#### WHAT NEEDS TO BE DONE
Where the word "this" occurs in a line of the data, return the whole line.

|---|

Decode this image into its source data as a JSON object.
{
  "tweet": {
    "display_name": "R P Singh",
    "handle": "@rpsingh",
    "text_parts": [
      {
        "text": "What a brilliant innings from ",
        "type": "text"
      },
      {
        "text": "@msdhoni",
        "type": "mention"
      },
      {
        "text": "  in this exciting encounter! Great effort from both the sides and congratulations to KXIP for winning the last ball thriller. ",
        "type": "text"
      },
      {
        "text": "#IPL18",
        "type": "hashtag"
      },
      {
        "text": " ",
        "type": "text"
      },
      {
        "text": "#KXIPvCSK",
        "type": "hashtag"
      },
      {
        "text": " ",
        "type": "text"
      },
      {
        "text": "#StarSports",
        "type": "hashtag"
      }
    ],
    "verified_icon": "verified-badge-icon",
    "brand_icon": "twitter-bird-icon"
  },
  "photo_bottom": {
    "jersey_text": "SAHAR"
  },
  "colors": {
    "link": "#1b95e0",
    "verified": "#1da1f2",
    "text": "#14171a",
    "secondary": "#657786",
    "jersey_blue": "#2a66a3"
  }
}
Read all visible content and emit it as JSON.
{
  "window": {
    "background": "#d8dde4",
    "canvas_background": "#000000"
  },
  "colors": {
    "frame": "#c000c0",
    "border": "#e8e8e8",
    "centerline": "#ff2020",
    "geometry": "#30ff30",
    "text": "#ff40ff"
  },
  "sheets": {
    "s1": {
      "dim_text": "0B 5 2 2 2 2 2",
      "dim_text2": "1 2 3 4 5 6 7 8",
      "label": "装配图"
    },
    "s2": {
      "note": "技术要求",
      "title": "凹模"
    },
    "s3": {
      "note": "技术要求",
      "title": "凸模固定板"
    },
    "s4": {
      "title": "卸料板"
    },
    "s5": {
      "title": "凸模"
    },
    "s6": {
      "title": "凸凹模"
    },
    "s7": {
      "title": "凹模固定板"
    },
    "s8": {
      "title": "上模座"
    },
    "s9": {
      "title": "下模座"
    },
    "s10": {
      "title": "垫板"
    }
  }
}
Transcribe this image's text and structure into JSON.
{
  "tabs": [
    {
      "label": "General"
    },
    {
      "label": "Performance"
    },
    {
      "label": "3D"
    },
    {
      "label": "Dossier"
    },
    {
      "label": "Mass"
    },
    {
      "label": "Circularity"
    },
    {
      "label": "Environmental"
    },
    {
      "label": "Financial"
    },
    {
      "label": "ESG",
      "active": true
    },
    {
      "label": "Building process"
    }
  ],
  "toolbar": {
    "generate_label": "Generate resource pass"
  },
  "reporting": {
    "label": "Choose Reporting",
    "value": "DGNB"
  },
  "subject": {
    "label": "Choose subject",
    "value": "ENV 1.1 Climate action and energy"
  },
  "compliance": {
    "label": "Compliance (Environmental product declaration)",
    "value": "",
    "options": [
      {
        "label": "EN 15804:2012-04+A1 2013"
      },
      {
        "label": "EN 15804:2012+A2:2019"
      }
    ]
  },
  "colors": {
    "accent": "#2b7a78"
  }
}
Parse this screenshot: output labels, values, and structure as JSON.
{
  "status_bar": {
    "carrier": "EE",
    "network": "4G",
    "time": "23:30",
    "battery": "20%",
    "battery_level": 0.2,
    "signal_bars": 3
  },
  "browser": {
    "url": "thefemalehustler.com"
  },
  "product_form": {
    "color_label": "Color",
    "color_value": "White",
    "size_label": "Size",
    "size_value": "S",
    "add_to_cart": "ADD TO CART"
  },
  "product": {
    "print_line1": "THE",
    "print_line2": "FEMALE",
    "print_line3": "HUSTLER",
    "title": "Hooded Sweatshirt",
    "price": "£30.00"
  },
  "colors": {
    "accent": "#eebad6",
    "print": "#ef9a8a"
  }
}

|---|

#### SOLUTION TO THE EXERCISE
Decode this image into its source data as a JSON object.
        "text": "  in this exciting encounter! Great effort from both the sides and congratulations to KXIP for winning the last ball thriller. ",
Transcribe this image's text and structure into JSON.
Parse this screenshot: output labels, values, and structure as JSON.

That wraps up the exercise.